Many people jumped on this because of the big news that this would support competitor cloud services, allowing you to keep your existing Azure or GCP instances and systems, and then manage and deploy your ECS across multiple cloud providers.
That's interesting, but what's even more interesting is that it's really about AWS recognising that they can compete on the control plane far better than on the data plane. At the end of the day, if you use AWS to control your tasks and your instances, then who cares where the pods are running, and who is paying for the infrastructure. The control plane is where the power is.
Each server in the front-end fleet maintains a cache of information, including membership details and shard ownership for the back-end clusters, called a shard-map. This information is obtained through calls to a microservice vending the membership information, retrieval of configuration information from DynamoDB, and continuous processing of messages from other Kinesis front-end servers. For the latter communication, each front-end server creates operating system threads for each of the other servers in the front-end fleet. Upon any addition of capacity, the servers that are already operating members of the fleet will learn of new servers joining and establish the appropriate threads. It takes up to an hour for any existing front-end fleet member to learn of new participants.
At 5:15 AM PST, the first alarms began firing for errors on putting and getting Kinesis records. Teams engaged and began reviewing logs. While the new capacity was a suspect, there were a number of errors that were unrelated to the new capacity and would likely persist even if the capacity were to be removed. Still, as a precaution, we began removing the new capacity while researching the other errors.
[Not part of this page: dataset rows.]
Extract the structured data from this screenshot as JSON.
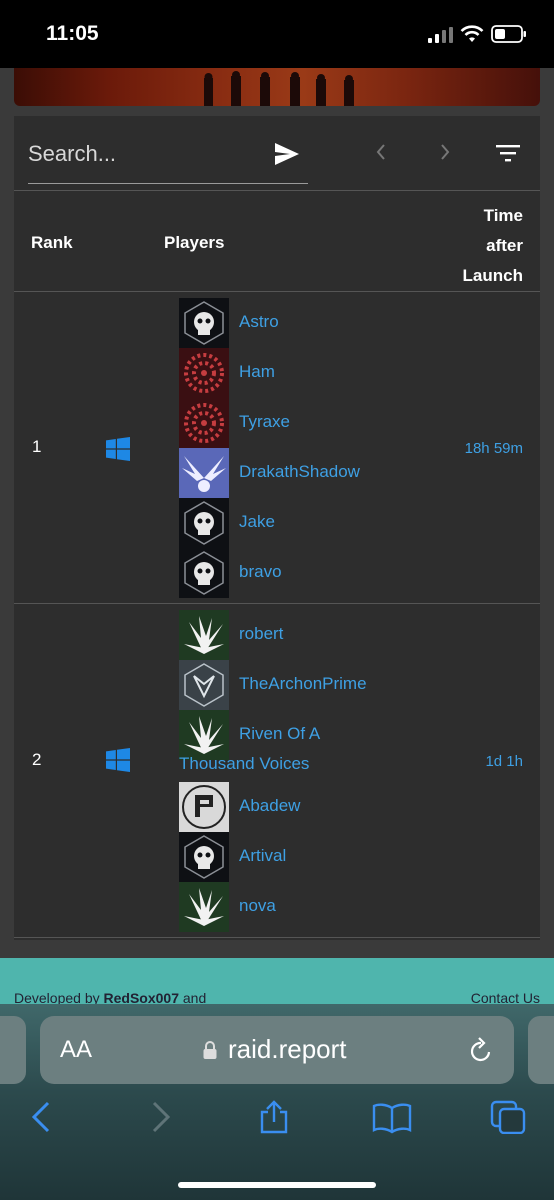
{
  "status_bar": {
    "time": "11:05"
  },
  "search": {
    "placeholder": "Search..."
  },
  "table": {
    "headers": {
      "rank": "Rank",
      "players": "Players",
      "time": "Time after Launch"
    },
    "rows": [
      {
        "rank": "1",
        "time": "18h 59m",
        "players": [
          "Astro",
          "Ham",
          "Tyraxe",
          "DrakathShadow",
          "Jake",
          "bravo"
        ]
      },
      {
        "rank": "2",
        "time": "1d 1h",
        "players": [
          "robert",
          "TheArchonPrime",
          "Riven Of A",
          "Thousand Voices",
          "Abadew",
          "Artival",
          "nova"
        ]
      }
    ]
  },
  "footer": {
    "developed_by": "Developed by",
    "developer": "RedSox007",
    "and": "and",
    "contact": "Contact Us"
  },
  "browser": {
    "text_size": "AA",
    "url": "raid.report"
  },
  "colors": {
    "link": "#3ea0e4",
    "card": "#2d2d2d",
    "footer": "#4fb5ad",
    "windows": "#1e88e5"
  }
}
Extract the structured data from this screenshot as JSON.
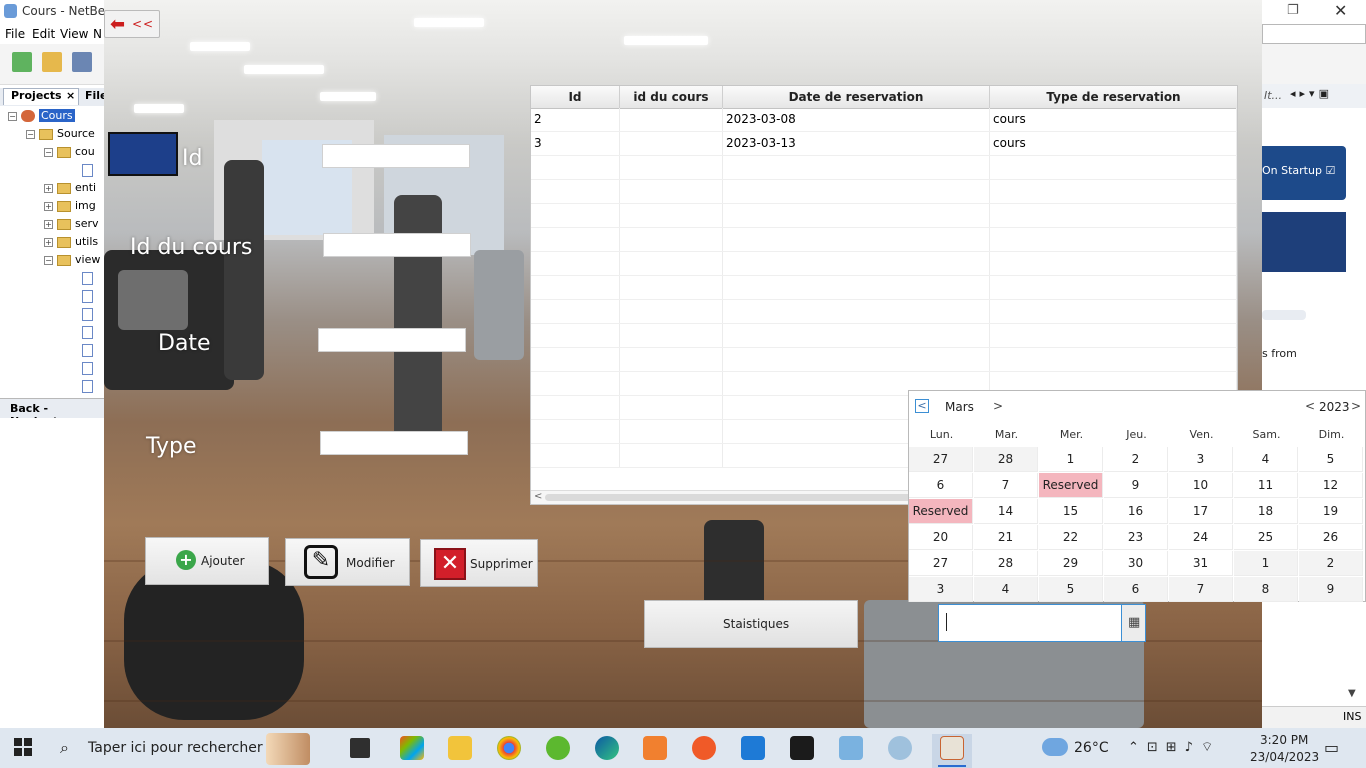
{
  "netbeans": {
    "title": "Cours - NetBeans",
    "menu": [
      "File",
      "Edit",
      "View",
      "N"
    ],
    "tabs": {
      "projects": "Projects",
      "files": "File"
    },
    "tree": {
      "root": "Cours",
      "source": "Source",
      "packages": [
        "cou",
        "enti",
        "img",
        "serv",
        "utils",
        "view"
      ]
    },
    "navigator": "Back - Navigator",
    "right_tab": "It...",
    "startpage_startup": "On Startup",
    "startpage_from": "s from",
    "ins": "INS"
  },
  "app": {
    "back_label": "<<",
    "form": {
      "id_label": "Id",
      "id_cours_label": "Id du cours",
      "date_label": "Date",
      "type_label": "Type",
      "id_value": "",
      "id_cours_value": "",
      "date_value": "",
      "type_value": ""
    },
    "buttons": {
      "add": "Ajouter",
      "edit": "Modifier",
      "delete": "Supprimer",
      "stats": "Staistiques"
    },
    "table": {
      "columns": [
        "Id",
        "id du cours",
        "Date de reservation",
        "Type de reservation"
      ],
      "rows": [
        [
          "2",
          "",
          "2023-03-08",
          "cours"
        ],
        [
          "3",
          "",
          "2023-03-13",
          "cours"
        ]
      ]
    },
    "datepicker": {
      "value": ""
    },
    "calendar": {
      "month": "Mars",
      "year": "2023",
      "days_of_week": [
        "Lun.",
        "Mar.",
        "Mer.",
        "Jeu.",
        "Ven.",
        "Sam.",
        "Dim."
      ],
      "weeks": [
        [
          "27",
          "28",
          "1",
          "2",
          "3",
          "4",
          "5"
        ],
        [
          "6",
          "7",
          "Reserved",
          "9",
          "10",
          "11",
          "12"
        ],
        [
          "Reserved",
          "14",
          "15",
          "16",
          "17",
          "18",
          "19"
        ],
        [
          "20",
          "21",
          "22",
          "23",
          "24",
          "25",
          "26"
        ],
        [
          "27",
          "28",
          "29",
          "30",
          "31",
          "1",
          "2"
        ],
        [
          "3",
          "4",
          "5",
          "6",
          "7",
          "8",
          "9"
        ]
      ],
      "reserved_color": "#f4b6be"
    }
  },
  "taskbar": {
    "search_placeholder": "Taper ici pour rechercher",
    "weather": "26°C",
    "time": "3:20 PM",
    "date": "23/04/2023"
  }
}
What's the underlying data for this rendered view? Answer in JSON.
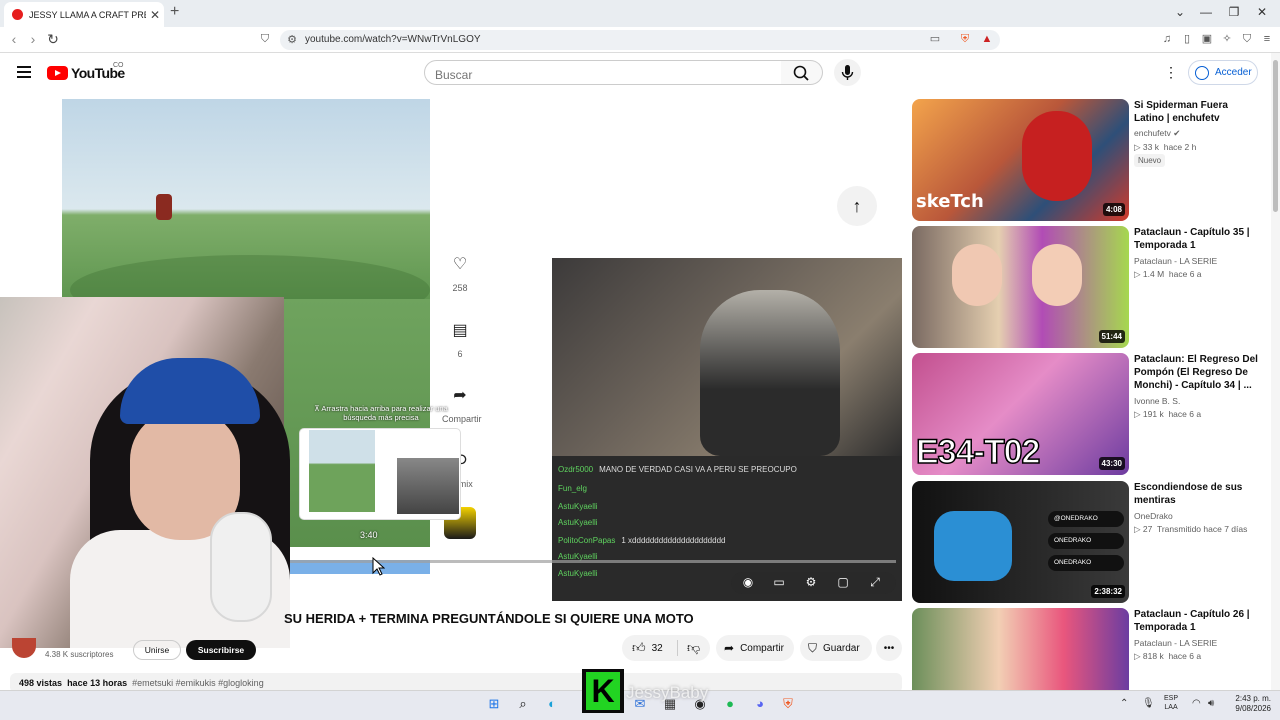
{
  "browser": {
    "tab_title": "JESSY LLAMA A CRAFT PREO",
    "tab_close": "✕",
    "new_tab": "+",
    "url": "youtube.com/watch?v=WNwTrVnLGOY"
  },
  "header": {
    "brand": "YouTube",
    "country": "CO",
    "search_placeholder": "Buscar",
    "signin_label": "Acceder"
  },
  "video": {
    "title": "SU HERIDA + TERMINA PREGUNTÁNDOLE SI QUIERE UNA MOTO",
    "likes_side": "258",
    "comments_side": "6",
    "share_side": "Compartir",
    "remix_side": "Remix",
    "preview_hint": "⊼ Arrastra hacia arriba para realizar una búsqueda más precisa",
    "preview_time": "3:40",
    "subscribers": "4.38 K suscriptores",
    "join_label": "Unirse",
    "subscribe_label": "Suscribirse",
    "like_count": "32",
    "share_label": "Compartir",
    "save_label": "Guardar",
    "views": "498 vistas",
    "age": "hace 13 horas",
    "tags": "#emetsuki #emikukis #glogloking"
  },
  "chat": [
    {
      "user": "Ozdr5000",
      "text": "MANO DE VERDAD CASI VA A PERU SE PREOCUPO"
    },
    {
      "user": "Fun_elg",
      "text": ""
    },
    {
      "user": "AstuKyaelli",
      "text": ""
    },
    {
      "user": "AstuKyaelli",
      "text": ""
    },
    {
      "user": "PolitoConPapas",
      "text": "1 xddddddddddddddddddddd"
    },
    {
      "user": "AstuKyaelli",
      "text": ""
    },
    {
      "user": "AstuKyaelli",
      "text": ""
    }
  ],
  "recommendations": [
    {
      "title": "Si Spiderman Fuera Latino | enchufetv",
      "channel": "enchufetv",
      "views": "33 k",
      "age": "hace 2 h",
      "badge": "Nuevo",
      "duration": "4:08",
      "thumb_text": "skeTch"
    },
    {
      "title": "Pataclaun - Capítulo 35 | Temporada 1",
      "channel": "Pataclaun - LA SERIE",
      "views": "1.4 M",
      "age": "hace 6 a",
      "duration": "51:44"
    },
    {
      "title": "Pataclaun: El Regreso Del Pompón (El Regreso De Monchi) - Capítulo 34 | ...",
      "channel": "Ivonne B. S.",
      "views": "191 k",
      "age": "hace 6 a",
      "duration": "43:30",
      "thumb_text": "E34-T02"
    },
    {
      "title": "Escondiendose de sus mentiras",
      "channel": "OneDrako",
      "views": "27",
      "age": "Transmitido hace 7 días",
      "duration": "2:38:32",
      "socials": [
        "@ONEDRAKO",
        "ONEDRAKO",
        "ONEDRAKO"
      ]
    },
    {
      "title": "Pataclaun - Capítulo 26 | Temporada 1",
      "channel": "Pataclaun - LA SERIE",
      "views": "818 k",
      "age": "hace 6 a",
      "duration": ""
    }
  ],
  "overlay": {
    "k_letter": "K",
    "streamer_name": "JessyBaby"
  },
  "taskbar": {
    "lang_top": "ESP",
    "lang_bottom": "LAA",
    "time": "2:43 p. m.",
    "date": "9/08/2026"
  },
  "colors": {
    "yt_red": "#ff0000",
    "link_blue": "#065fd4",
    "chat_user_green": "#5fd35f"
  }
}
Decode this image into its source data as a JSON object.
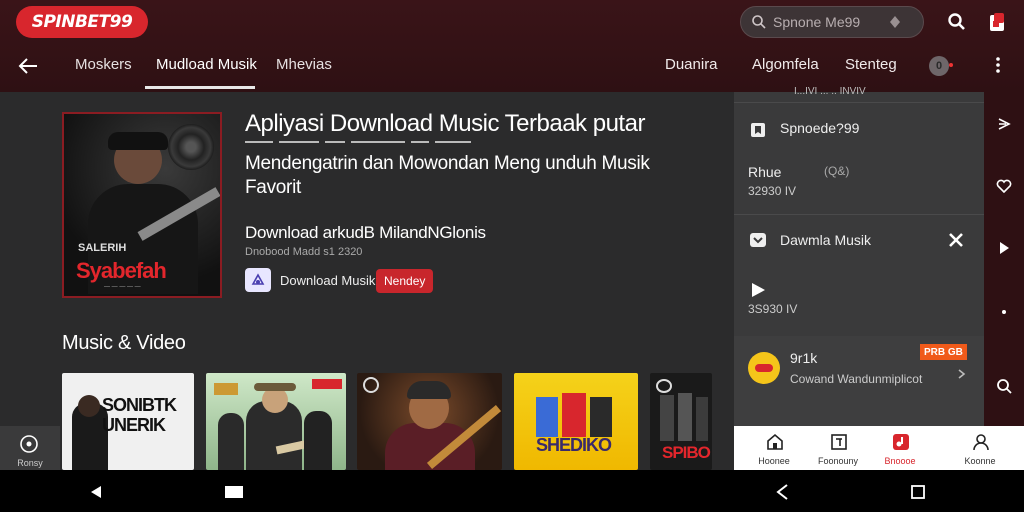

At 9:39 AM PST, we were able to confirm a root cause, and it turned out this wasn’t driven by memory pressure. Rather, the new capacity had caused all of the servers in the fleet to exceed the maximum number of threads allowed by an operating system configuration. As this limit was being exceeded, cache construction was failing to complete and front-end servers were ending up with useless shard-maps that left them unable to route requests to back-end clusters. We didn’t want to increase the operating system limit without further testing, and as we had just completed the removal of the additional capacity that triggered the event, we determined that the thread count would no longer exceed the operating system limit and proceeded with the restart.
The number of parallel machines you can run can overflow certain limits in the machines. This is the sort of problem that you run into with a horizontally scaled architecture.
The internet more or less went down for several hours because of this, despite the constant reminders that there are two golden rules to using the cloud: